1. John Smith, Seattle, Washington, to Jo Researcher, Christmas card, 22 December 2009, mentioning September 2009 death of Mary (Jones) Brown; privately held by Researcher, [ADDRESS FOR PRIVATE USE,] Chicago, Illinois.
Mentioned again later, the short footnote would be:
11. Smith to Researcher, 22 December 2009.
Scenario Number Two: Uncle Charlie, your husband's charming bachelor uncle with a reputation for being a ladies' man, has sent a mass e-mail informing the family he has finally tied the knot Christmas Day while vacationing in Fiji over the winter holidays. Of course, Uncle Charlie has forgotten to mention some important details, such as his lovely new bride's name, but while you wait for him to respond to your query on the matter, you cite the original e-mail as so:
Researcher Family E-mails. Privately held by Jo and Joe Researcher, [(E-ADDRESS) AND STREET ADDRESS FOR PRIVATE USE,] Chicago, Illinois.
1. Charles Chaplin, Jr., Navini, Fiji [(E-ADDRESS FOR PRIVATE USE),] to Jo and Joe Researcher, e-mail, 26 December 2009, "You'll Never Guess What Happened!" Researcher Family E-Mails; privately held by Researcher [(E-ADDRESS) AND STREET ADDRESS FOR PRIVATE USE,] Chicago, Illinois.
11. Chaplin to Researcher, e-mail, 26 December 2009.
Scenario Number Three: your second cousin, three times removed, Sarah Ann Snedeker, sends you a photo of her kids taken with the mall Santa. On the back, she writes, "Timmy (11), Tommy (9), and Tammy (7)." You enter their birth dates into your software as c. 1998, c. 2000, and c. 2002, respectively. Before you store the photo in your archival-safe photo box labeled "2009 Family Photos," you also cite the following:
Snedeker Children with Santa. Photograph. 2009. Privately held by Jo Researcher, [ADDRESS FOR PRIVATE USE,] Chicago, Illinois. 2009.Footnote:
1. Snedeker Children with Santa photograph, 2009, privately held by Jo Researcher, [ADDRESS FOR PRIVATE USE,] Chicago, Illinois. 2009. Caption on reverse states, "Timmy (11), Tommy (9), and Tammy (7)."
11. Snedeker Children with Santa photograph, 2009 Researcher Family Photos.
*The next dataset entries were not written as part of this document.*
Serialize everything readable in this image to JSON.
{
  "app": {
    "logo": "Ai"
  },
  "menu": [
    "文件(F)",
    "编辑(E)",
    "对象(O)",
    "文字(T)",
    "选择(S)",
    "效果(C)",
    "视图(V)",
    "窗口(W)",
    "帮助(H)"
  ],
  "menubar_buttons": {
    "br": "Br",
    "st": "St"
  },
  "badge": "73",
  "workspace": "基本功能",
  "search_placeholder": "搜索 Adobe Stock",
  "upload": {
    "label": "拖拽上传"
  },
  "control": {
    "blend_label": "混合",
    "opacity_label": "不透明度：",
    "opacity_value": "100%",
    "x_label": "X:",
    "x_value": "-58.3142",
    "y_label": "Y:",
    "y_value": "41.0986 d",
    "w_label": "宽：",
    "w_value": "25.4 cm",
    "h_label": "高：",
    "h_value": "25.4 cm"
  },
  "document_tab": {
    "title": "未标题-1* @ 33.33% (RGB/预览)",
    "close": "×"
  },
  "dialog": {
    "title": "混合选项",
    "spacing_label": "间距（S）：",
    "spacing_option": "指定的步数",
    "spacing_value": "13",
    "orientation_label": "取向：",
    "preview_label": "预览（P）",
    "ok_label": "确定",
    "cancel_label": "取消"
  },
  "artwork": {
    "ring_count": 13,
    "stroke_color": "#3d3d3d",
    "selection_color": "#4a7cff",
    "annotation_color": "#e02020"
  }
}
Last, but not least: your half-brother's ex-wife's sister has sent you a Christmas card and you notice the matching envelope has a personalized return address label with a cutesy "New Address!" caption on it. Entering a new residence fact for her in my software, you realize this is the 15th residence she's had in four years...that you know about! This actually fits under personal correspondence, like your first scenario, so here goes:
2009 Researcher Family Christmas Cards. Privately held by Jo Researcher, [ADDRESS FOR PRIVATE USE,] Chicago, Illinois.Footnote:
1. Janie Doe Reindeer, Los Angeles, California, to Jo Researcher, Christmas card, 14 December 2009, return label notifying a new address; privately held by Researcher, [ADDRESS FOR PRIVATE USE,] Chicago, Illinois.Short footnote:
11. Reindeer to Researcher, 14 December 2009.
(The following is read in a fast, auctioneer-style of information-giving one hears when listening to the end of a television commercial for a pharmaceutical product, with the hope that you will not notice that the quantity and quality of side effects are surely more annoying and even dangerous than the original symptoms from which you hoped to receive relief.)
All of the characters in the above scenarios are fictitious, and any resemblance to actual persons, living or dead, is purely coincidental. Citation examples are gleaned from Elizabeth Shown Mills' Evidence Explained: History Sources form Artifacts to Cyberspace (Genealogical Publishing Company, Inc., 2007 [1st edition]); any errors in citation are my own and are not a reflection of the excellent work of Ms. Mills. It is recommended that all readers consult a copy of Evidence Explained for themselves and even more strongly recommended that all genealogists and family historians actually own and use a copy at home. Regularly and religiously.